* Assignment:
Use the entries below to count the lines that hold the word "description"; answer with the number only.

* Data extract:
========================

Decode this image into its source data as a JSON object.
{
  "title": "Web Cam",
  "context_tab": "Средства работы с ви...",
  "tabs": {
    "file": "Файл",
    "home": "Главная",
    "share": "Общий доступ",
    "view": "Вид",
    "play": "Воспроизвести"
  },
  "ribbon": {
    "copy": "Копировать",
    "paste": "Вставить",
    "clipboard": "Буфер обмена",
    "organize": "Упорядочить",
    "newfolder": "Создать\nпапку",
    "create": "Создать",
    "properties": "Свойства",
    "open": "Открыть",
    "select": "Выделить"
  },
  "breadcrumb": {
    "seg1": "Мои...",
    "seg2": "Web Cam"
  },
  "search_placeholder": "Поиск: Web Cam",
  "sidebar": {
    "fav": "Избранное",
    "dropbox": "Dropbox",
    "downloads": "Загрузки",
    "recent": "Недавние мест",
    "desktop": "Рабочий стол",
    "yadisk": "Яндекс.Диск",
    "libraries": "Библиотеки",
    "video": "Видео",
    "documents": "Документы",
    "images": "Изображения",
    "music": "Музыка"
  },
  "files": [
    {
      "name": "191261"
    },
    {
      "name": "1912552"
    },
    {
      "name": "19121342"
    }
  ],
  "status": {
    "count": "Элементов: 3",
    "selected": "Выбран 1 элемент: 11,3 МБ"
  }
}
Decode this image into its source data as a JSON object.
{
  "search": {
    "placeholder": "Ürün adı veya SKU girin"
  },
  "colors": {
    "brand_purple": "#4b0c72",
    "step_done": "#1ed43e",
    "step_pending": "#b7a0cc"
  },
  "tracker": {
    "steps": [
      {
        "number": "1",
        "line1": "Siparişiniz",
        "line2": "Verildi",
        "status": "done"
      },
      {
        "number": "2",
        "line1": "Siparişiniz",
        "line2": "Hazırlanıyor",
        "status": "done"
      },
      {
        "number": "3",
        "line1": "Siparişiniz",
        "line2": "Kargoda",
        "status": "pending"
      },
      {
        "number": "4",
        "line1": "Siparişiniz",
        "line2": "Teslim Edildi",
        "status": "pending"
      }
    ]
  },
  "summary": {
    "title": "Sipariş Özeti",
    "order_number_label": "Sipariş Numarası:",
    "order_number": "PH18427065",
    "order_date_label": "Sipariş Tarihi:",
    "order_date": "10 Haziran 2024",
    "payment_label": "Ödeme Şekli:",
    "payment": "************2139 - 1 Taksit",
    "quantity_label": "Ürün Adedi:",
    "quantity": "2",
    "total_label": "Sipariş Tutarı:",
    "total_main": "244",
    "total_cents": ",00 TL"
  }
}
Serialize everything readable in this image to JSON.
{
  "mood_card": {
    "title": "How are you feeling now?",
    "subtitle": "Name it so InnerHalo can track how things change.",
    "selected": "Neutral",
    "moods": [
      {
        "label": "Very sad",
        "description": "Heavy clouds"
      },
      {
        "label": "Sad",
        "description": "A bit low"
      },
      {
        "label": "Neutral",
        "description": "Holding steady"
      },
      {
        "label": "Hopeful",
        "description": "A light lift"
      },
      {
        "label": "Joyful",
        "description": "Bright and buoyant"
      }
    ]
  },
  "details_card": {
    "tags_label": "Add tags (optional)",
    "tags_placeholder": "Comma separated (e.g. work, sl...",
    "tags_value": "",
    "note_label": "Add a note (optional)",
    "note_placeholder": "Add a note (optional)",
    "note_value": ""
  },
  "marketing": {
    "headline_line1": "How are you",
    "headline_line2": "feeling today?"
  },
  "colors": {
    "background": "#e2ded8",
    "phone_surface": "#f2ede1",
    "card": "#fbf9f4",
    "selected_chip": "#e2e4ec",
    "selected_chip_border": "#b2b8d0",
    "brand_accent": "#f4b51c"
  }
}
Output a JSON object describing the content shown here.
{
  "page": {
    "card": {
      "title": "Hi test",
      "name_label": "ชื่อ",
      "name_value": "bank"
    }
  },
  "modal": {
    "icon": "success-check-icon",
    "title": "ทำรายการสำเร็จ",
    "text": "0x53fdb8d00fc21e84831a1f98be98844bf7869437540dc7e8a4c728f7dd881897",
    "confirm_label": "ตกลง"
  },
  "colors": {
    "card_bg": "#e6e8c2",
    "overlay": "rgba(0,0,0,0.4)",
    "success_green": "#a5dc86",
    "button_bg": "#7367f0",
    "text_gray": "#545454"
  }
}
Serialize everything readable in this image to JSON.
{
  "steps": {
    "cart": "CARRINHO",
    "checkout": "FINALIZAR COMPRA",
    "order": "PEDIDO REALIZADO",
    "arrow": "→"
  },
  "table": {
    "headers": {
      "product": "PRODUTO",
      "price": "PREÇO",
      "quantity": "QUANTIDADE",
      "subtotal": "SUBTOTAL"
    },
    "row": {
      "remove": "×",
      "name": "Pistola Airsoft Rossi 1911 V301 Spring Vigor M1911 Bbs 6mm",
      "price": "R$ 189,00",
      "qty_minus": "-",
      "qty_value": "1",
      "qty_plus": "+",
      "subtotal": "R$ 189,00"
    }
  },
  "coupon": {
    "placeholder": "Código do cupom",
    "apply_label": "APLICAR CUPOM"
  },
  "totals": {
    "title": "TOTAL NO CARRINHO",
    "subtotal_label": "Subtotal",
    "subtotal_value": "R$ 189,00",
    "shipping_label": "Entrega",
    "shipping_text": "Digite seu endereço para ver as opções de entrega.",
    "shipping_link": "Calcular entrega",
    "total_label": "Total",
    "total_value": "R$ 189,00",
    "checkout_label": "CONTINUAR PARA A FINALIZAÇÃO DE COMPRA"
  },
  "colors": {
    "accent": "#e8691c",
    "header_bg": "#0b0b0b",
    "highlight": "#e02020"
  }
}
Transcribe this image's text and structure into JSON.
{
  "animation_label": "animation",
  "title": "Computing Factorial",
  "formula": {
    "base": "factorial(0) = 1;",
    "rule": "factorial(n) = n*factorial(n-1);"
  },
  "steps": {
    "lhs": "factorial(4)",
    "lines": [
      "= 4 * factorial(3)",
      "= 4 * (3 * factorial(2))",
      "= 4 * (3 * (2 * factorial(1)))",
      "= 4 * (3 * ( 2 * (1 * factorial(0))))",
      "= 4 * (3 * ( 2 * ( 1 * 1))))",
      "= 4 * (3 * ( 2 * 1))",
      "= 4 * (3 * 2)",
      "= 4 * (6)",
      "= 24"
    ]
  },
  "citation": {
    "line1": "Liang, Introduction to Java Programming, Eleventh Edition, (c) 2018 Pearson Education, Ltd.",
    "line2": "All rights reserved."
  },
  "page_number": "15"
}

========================

* Task output:
5